## Problem details
Among the records that follow, how many lines contain the word "JSON"? Give the number and no other words.

-----

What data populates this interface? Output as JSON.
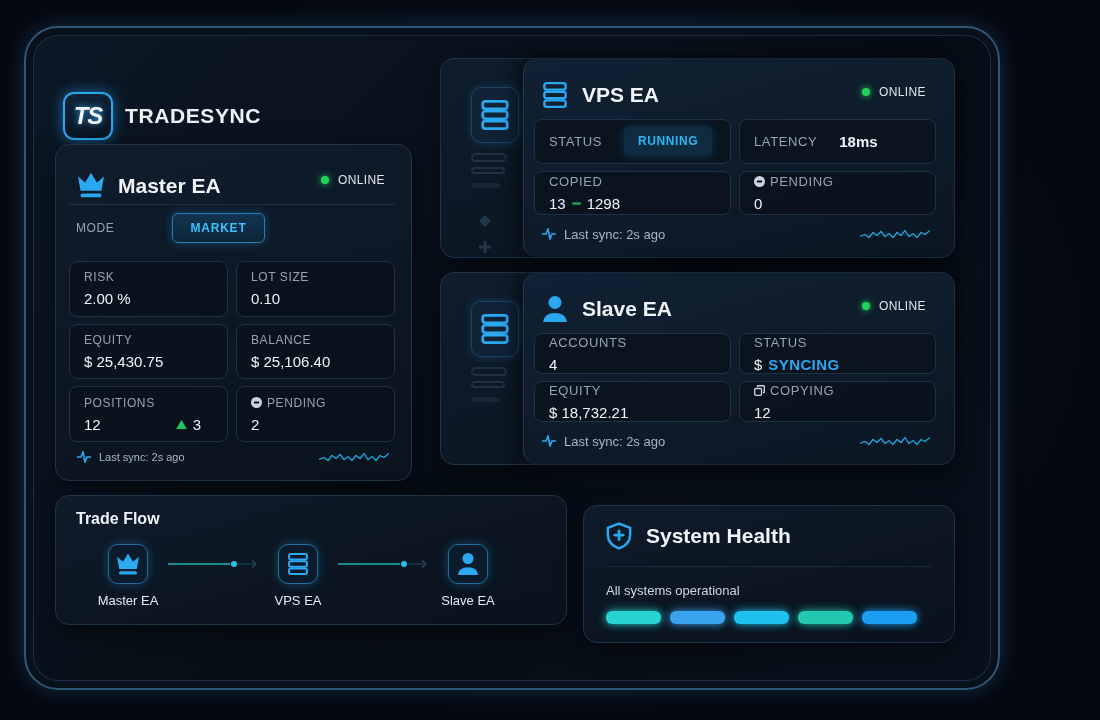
{
  "brand": {
    "logo": "TS",
    "name": "TRADESYNC"
  },
  "master": {
    "title": "Master EA",
    "status": {
      "label": "ONLINE",
      "online": true
    },
    "mode": {
      "label": "MODE",
      "value": "MARKET"
    },
    "stats": [
      {
        "kind": "value",
        "label": "RISK",
        "value": "2.00 %"
      },
      {
        "kind": "value",
        "label": "LOT SIZE",
        "value": "0.10"
      },
      {
        "kind": "value",
        "label": "EQUITY",
        "value": "$ 25,430.75"
      },
      {
        "kind": "value",
        "label": "BALANCE",
        "value": "$ 25,106.40"
      },
      {
        "kind": "value",
        "label": "POSITIONS",
        "value": "12",
        "change": "3"
      },
      {
        "kind": "value",
        "label": "PENDING",
        "value": "2"
      }
    ],
    "last_sync": "Last sync: 2s ago"
  },
  "vps": {
    "title": "VPS EA",
    "status": {
      "label": "ONLINE",
      "online": true
    },
    "stats": [
      {
        "kind": "badge",
        "label": "STATUS",
        "value": "RUNNING"
      },
      {
        "kind": "inline",
        "label": "LATENCY",
        "value": "18ms"
      },
      {
        "kind": "pair",
        "label": "COPIED",
        "value": "13",
        "value_2": "1298"
      },
      {
        "kind": "value",
        "label": "PENDING",
        "value": "0"
      }
    ],
    "last_sync": "Last sync: 2s ago"
  },
  "slave": {
    "title": "Slave EA",
    "status": {
      "label": "ONLINE",
      "online": true
    },
    "stats": [
      {
        "kind": "value",
        "label": "ACCOUNTS",
        "value": "4"
      },
      {
        "kind": "status",
        "label": "STATUS",
        "prefix": "$",
        "value": "SYNCING"
      },
      {
        "kind": "value",
        "label": "EQUITY",
        "value": "$ 18,732.21"
      },
      {
        "kind": "value",
        "label": "COPYING",
        "value": "12"
      }
    ],
    "last_sync": "Last sync: 2s ago"
  },
  "trade_flow": {
    "title": "Trade Flow",
    "nodes": [
      {
        "label": "Master EA"
      },
      {
        "label": "VPS EA"
      },
      {
        "label": "Slave EA"
      }
    ]
  },
  "system_health": {
    "title": "System Health",
    "message": "All systems operational",
    "segments": [
      {
        "color": "#26d3cf"
      },
      {
        "color": "#3aa3f0"
      },
      {
        "color": "#1fc2ee"
      },
      {
        "color": "#22c8b0"
      },
      {
        "color": "#1b9ef2"
      }
    ]
  }
}
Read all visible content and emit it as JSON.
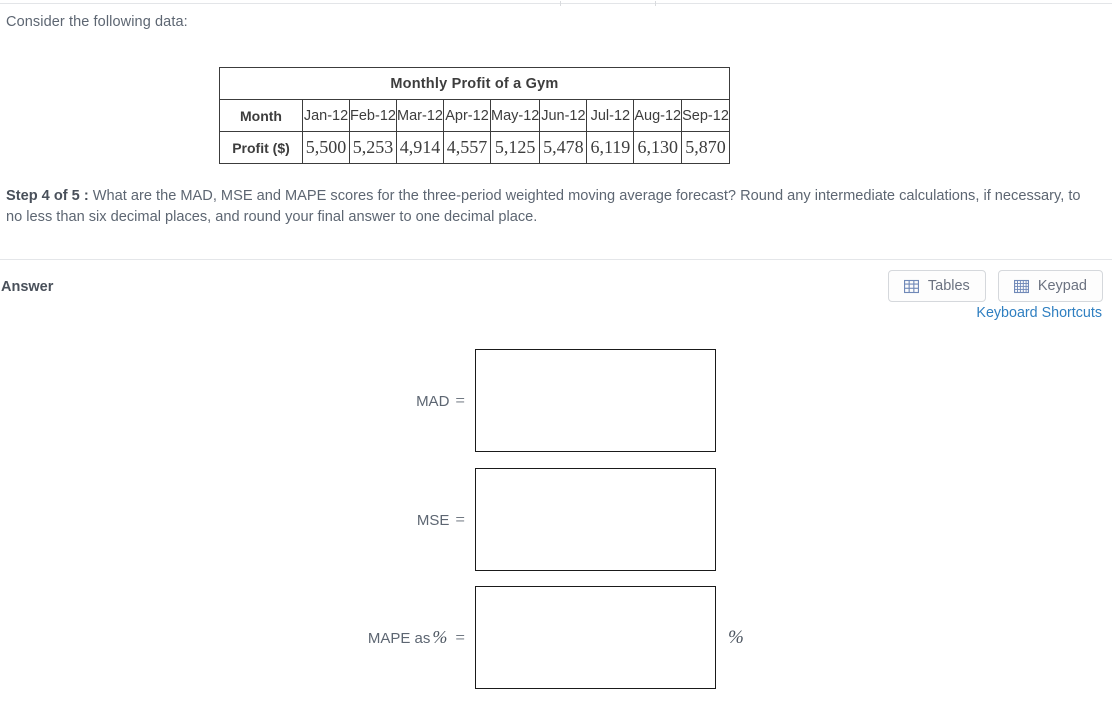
{
  "intro": {
    "text": "Consider the following data:"
  },
  "data_table": {
    "title": "Monthly Profit of a Gym",
    "row_headers": [
      "Month",
      "Profit ($)"
    ],
    "months": [
      "Jan-12",
      "Feb-12",
      "Mar-12",
      "Apr-12",
      "May-12",
      "Jun-12",
      "Jul-12",
      "Aug-12",
      "Sep-12"
    ],
    "profits": [
      "5,500",
      "5,253",
      "4,914",
      "4,557",
      "5,125",
      "5,478",
      "6,119",
      "6,130",
      "5,870"
    ]
  },
  "question": {
    "step": "Step 4 of 5 :",
    "text": "What are the MAD, MSE and MAPE scores for the three-period weighted moving average forecast? Round any intermediate calculations, if necessary, to no less than six decimal places, and round your final answer to one decimal place."
  },
  "answer": {
    "label": "Answer",
    "tables_button": "Tables",
    "keypad_button": "Keypad",
    "keyboard_shortcuts": "Keyboard Shortcuts",
    "fields": [
      {
        "name": "MAD",
        "label_prefix": "MAD",
        "percent_in_label": "",
        "equals": "=",
        "value": "",
        "placeholder": "",
        "suffix": ""
      },
      {
        "name": "MSE",
        "label_prefix": "MSE",
        "percent_in_label": "",
        "equals": "=",
        "value": "",
        "placeholder": "",
        "suffix": ""
      },
      {
        "name": "MAPE",
        "label_prefix": "MAPE as",
        "percent_in_label": "%",
        "equals": "=",
        "value": "",
        "placeholder": "",
        "suffix": "%"
      }
    ]
  },
  "colors": {
    "link": "#2f7fc1",
    "text": "#5d6672",
    "box_border": "#1a1a1a",
    "table_border": "#3c3c3c"
  }
}
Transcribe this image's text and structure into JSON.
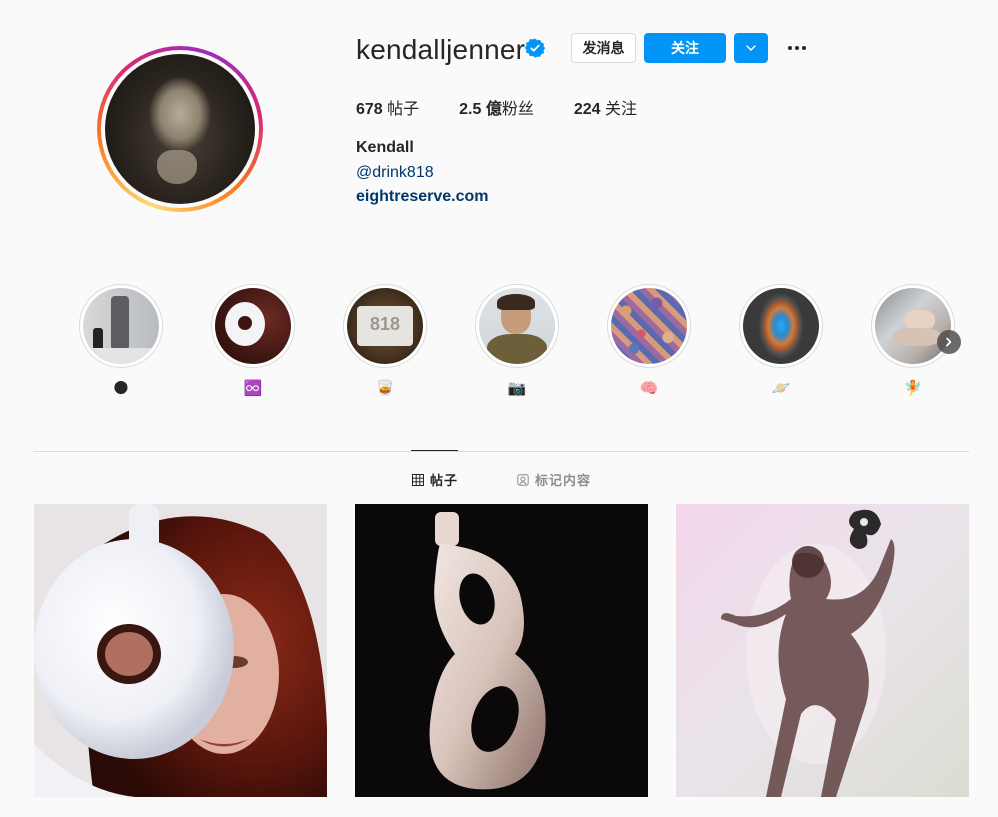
{
  "profile": {
    "username": "kendalljenner",
    "verified": true,
    "message_label": "发消息",
    "follow_label": "关注",
    "posts_count": "678",
    "posts_label": " 帖子",
    "followers_count": "2.5 億",
    "followers_label": "粉丝",
    "following_count": "224",
    "following_label": " 关注",
    "full_name": "Kendall",
    "bio_handle": "@drink818",
    "website": "eightreserve.com"
  },
  "highlights": [
    {
      "label": "🌑",
      "icon": "moon-emoji"
    },
    {
      "label": "♾️",
      "icon": "infinity-emoji"
    },
    {
      "label": "🥃",
      "icon": "tumbler-glass-emoji"
    },
    {
      "label": "📷",
      "icon": "camera-emoji"
    },
    {
      "label": "🧠",
      "icon": "brain-emoji"
    },
    {
      "label": "🪐",
      "icon": "planet-emoji"
    },
    {
      "label": "🧚",
      "icon": "fairy-emoji"
    }
  ],
  "tabs": [
    {
      "label": "帖子",
      "icon": "grid-icon",
      "active": true
    },
    {
      "label": "标记内容",
      "icon": "tagged-icon",
      "active": false
    }
  ],
  "colors": {
    "accent": "#0095f6",
    "link": "#00376b",
    "text": "#262626",
    "muted": "#8e8e8e",
    "border": "#dbdbdb",
    "background": "#fafafa"
  }
}
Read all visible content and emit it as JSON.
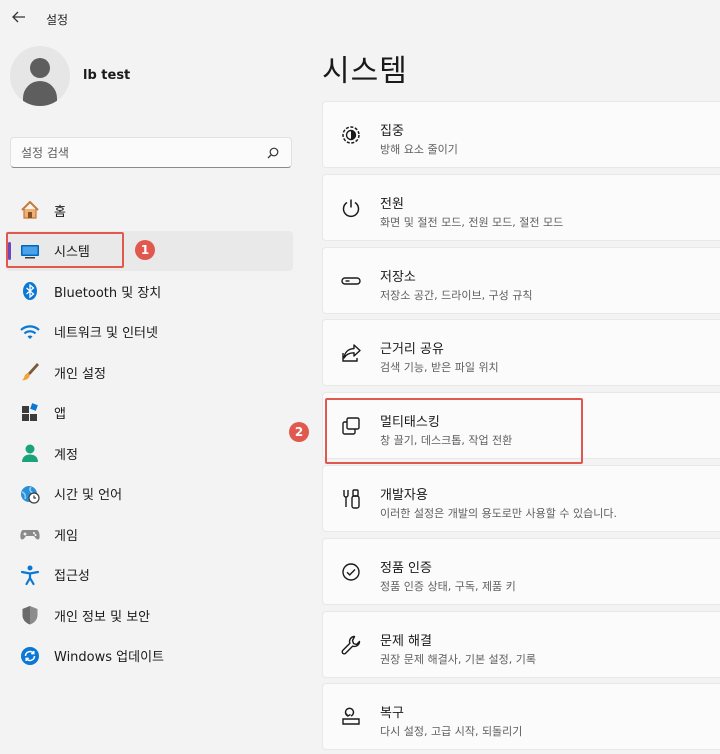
{
  "window": {
    "title": "설정"
  },
  "profile": {
    "name": "lb test"
  },
  "search": {
    "placeholder": "설정 검색"
  },
  "sidebar": {
    "items": [
      {
        "label": "홈",
        "icon": "home-icon"
      },
      {
        "label": "시스템",
        "icon": "system-display-icon",
        "active": true
      },
      {
        "label": "Bluetooth 및 장치",
        "icon": "bluetooth-icon"
      },
      {
        "label": "네트워크 및 인터넷",
        "icon": "wifi-icon"
      },
      {
        "label": "개인 설정",
        "icon": "brush-icon"
      },
      {
        "label": "앱",
        "icon": "apps-icon"
      },
      {
        "label": "계정",
        "icon": "account-icon"
      },
      {
        "label": "시간 및 언어",
        "icon": "globe-clock-icon"
      },
      {
        "label": "게임",
        "icon": "gamepad-icon"
      },
      {
        "label": "접근성",
        "icon": "accessibility-icon"
      },
      {
        "label": "개인 정보 및 보안",
        "icon": "shield-icon"
      },
      {
        "label": "Windows 업데이트",
        "icon": "update-icon"
      }
    ]
  },
  "main": {
    "title": "시스템",
    "cards": [
      {
        "title": "집중",
        "subtitle": "방해 요소 줄이기",
        "icon": "focus-icon"
      },
      {
        "title": "전원",
        "subtitle": "화면 및 절전 모드, 전원 모드, 절전 모드",
        "icon": "power-icon"
      },
      {
        "title": "저장소",
        "subtitle": "저장소 공간, 드라이브, 구성 규칙",
        "icon": "storage-icon"
      },
      {
        "title": "근거리 공유",
        "subtitle": "검색 기능, 받은 파일 위치",
        "icon": "share-icon"
      },
      {
        "title": "멀티태스킹",
        "subtitle": "창 끌기, 데스크톱, 작업 전환",
        "icon": "multitasking-icon"
      },
      {
        "title": "개발자용",
        "subtitle": "이러한 설정은 개발의 용도로만 사용할 수 있습니다.",
        "icon": "developer-tools-icon"
      },
      {
        "title": "정품 인증",
        "subtitle": "정품 인증 상태, 구독, 제품 키",
        "icon": "activation-check-icon"
      },
      {
        "title": "문제 해결",
        "subtitle": "권장 문제 해결사, 기본 설정, 기록",
        "icon": "wrench-icon"
      },
      {
        "title": "복구",
        "subtitle": "다시 설정, 고급 시작, 되돌리기",
        "icon": "recovery-icon"
      }
    ]
  },
  "annotations": {
    "step1": "1",
    "step2": "2"
  },
  "colors": {
    "highlight": "#e1594e",
    "accent_indicator": "#6b46c1",
    "system_icon": "#0067c0"
  }
}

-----

## Answer
4